  • Routinely generate and distribute reports for project deliverable statuses
  • Prompting a chatbot to email meeting minutes to a project team following a call
  • Automatically adding project team members to a meeting invite, reserving a room, and suggesting an agenda

Administrative tasks of this nature are absolutely essential to the day-to-day operations of a project, but they don’t require a project manager’s expertise to be completed. Chatbots are not only capable of accomplishing these tasks, but they can also do them faster and more precisely than their human counterparts.

Microsoft Copilot is one tool aimed at doing exactly this. Copilot has been designed by Microsoft to seamlessly integrate across all Microsoft 365 apps and services.

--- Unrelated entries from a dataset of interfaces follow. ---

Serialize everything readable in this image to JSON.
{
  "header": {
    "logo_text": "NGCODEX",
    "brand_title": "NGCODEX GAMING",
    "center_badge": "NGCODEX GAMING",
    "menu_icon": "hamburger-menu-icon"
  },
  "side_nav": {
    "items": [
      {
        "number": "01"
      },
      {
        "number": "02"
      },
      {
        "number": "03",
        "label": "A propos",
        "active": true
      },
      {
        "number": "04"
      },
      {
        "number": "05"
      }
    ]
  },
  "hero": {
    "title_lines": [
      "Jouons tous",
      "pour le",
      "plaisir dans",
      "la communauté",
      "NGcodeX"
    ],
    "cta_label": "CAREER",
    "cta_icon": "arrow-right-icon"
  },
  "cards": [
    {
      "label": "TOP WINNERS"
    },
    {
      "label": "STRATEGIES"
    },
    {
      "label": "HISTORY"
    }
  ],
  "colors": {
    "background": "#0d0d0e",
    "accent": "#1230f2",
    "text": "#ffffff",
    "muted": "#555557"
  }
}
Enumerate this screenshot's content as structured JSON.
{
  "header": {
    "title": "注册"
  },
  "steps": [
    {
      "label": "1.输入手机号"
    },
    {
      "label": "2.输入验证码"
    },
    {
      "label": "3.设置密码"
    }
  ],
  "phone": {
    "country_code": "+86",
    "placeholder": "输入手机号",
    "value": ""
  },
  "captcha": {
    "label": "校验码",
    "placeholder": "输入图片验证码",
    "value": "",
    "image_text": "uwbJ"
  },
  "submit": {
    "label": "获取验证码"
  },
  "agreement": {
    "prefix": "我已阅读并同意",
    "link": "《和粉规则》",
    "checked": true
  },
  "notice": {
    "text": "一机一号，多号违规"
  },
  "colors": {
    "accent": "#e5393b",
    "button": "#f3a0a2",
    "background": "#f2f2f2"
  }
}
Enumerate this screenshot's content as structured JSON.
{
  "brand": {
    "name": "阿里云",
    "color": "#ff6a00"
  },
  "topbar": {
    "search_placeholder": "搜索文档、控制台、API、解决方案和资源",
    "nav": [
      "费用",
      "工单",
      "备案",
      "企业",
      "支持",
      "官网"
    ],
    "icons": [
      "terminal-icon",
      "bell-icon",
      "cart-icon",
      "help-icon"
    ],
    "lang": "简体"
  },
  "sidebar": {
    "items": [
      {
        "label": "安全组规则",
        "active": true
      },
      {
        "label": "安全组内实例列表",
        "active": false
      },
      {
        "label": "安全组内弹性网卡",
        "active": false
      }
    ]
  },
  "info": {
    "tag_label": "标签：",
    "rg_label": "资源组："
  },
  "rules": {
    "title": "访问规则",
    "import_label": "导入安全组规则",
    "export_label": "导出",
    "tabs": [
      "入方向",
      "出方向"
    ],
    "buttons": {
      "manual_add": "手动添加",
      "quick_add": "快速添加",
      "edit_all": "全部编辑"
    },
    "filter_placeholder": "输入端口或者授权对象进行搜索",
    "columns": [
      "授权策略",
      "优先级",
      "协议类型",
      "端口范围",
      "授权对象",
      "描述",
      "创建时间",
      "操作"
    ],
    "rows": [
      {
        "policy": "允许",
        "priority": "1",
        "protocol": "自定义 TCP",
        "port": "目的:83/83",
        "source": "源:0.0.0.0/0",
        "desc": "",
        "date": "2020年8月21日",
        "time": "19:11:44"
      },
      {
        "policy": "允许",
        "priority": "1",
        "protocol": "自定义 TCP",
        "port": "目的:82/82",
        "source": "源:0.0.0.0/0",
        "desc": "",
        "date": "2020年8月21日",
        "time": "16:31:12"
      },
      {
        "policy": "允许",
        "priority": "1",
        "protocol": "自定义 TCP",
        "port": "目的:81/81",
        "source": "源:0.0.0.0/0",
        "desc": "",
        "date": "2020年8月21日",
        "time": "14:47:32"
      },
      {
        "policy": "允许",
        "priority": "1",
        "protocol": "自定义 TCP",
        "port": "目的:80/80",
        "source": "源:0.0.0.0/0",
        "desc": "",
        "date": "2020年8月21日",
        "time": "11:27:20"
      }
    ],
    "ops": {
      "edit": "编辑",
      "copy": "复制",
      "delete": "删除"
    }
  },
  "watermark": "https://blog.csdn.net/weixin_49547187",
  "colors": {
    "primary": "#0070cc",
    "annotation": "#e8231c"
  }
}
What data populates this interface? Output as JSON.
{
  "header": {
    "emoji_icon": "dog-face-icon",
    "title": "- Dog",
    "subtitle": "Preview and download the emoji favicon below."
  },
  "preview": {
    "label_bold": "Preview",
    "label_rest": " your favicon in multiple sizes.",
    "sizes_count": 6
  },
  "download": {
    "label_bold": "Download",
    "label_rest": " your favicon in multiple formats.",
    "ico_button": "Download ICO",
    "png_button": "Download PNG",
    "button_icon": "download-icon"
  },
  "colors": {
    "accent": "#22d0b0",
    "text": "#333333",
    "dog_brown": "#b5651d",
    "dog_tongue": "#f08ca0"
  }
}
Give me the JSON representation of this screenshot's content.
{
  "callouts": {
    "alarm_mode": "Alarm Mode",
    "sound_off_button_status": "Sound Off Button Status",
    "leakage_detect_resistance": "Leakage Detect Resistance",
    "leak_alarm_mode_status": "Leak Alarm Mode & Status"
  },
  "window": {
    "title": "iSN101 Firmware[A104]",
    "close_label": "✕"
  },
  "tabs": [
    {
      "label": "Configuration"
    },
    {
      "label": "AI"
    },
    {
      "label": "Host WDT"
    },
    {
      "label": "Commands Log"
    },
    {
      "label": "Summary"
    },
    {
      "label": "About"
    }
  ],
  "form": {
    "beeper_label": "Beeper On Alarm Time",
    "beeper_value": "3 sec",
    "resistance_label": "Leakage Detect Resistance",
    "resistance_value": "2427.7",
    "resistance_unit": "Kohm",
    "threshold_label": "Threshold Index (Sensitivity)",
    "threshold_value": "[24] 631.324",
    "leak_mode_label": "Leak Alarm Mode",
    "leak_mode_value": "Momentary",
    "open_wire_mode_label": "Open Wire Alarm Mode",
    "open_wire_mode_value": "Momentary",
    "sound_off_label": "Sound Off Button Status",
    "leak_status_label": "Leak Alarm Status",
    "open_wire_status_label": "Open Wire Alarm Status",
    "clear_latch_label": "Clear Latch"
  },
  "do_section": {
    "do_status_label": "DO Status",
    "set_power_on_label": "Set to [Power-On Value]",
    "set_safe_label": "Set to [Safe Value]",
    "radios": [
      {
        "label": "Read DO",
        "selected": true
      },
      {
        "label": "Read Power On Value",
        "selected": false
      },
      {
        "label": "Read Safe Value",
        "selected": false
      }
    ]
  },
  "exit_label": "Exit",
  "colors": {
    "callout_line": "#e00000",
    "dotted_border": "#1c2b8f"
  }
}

It allows users to quickly prompt the chatbot to summarize meetings, analyze Excel data, and draft email responses among a host of other capabilities.

At the time of Copilot’s release in November 2023, a per-user monthly fee of $30 and a 300-user minimum are required to access the full suite of AI tools it offers.

3. Resource Planning and Management

It’s not enough for a project manager to simply plan and schedule what activities must be completed for a project. Just as important as identifying activities is managing the people who will work to complete them. Resources must be identified and assigned to each task.

What appears simple at face value is, in reality, a complex exercise of balancing workloads, skillsets, and external factors like PTO and unplanned work. Effective resource management can very easily make or break the success of a project. Project managers can now leverage artificial intelligence platforms in the following ways:

  • Instantly assign and prioritize tasks based on resource availability
  • Automatically forecast resourcing requirements based on current team member workloads
  • Immediately update resource plans in response to changes in resource availability

Microsoft Project offers project managers the ability to input resources from their organization’s address book and active directories, perform time-tracking, and generate reports to identify overallocated resources.

Microsoft Copilot will only further enhance these capabilities by offering the ability to instantly query across connected Microsoft apps to suggest resources based on task type, duration, and availability.  

Resource planning is a critical but extremely time-consuming component of project management. Machine learning tools offer the ability to manage resources more effectively while also being faster than their human counterparts. This translates to time and energy that a project manager can instead focus on managing the strategic needs of a project.

The Bottom Line

Project managers should not view artificial intelligence as an existential threat to their profession. Instead, AI should be seen as an emerging tool for project managers to leverage in support of their clients.

As with any emerging technology, there are limitations to the current capabilities of artificial intelligence that must be addressed before widespread adoption in the workplace occurs. As an example, emails written by a chatbot still require human proofreading due to limitations in existing language models. Furthermore, the quality of information produced by machine-learning tools is also heavily reliant on the specificity of human prompts.

A recent study led by several top research institutions in collaboration with Boston Consulting Group found that when artificial intelligence is applied within the boundaries of its current capabilities, it can improve worker productivity by as much as 40%. In contrast, the study found that over-reliance on AI tools, especially outside those boundaries, can create a performance drop of 19%.

Despite these shortcomings, the use case for artificial intelligence has been clearly validated, and the benefits to businesses are clear. It’s no longer a question of if, but when these tools become standard in businesses across the globe.  

Much like knowing when to utilize various project management methodologies or existing technology, artificial intelligence is no different. Project managers should feel a professional responsibility to become experts on how and when to best employ AI to drive increased project efficiency.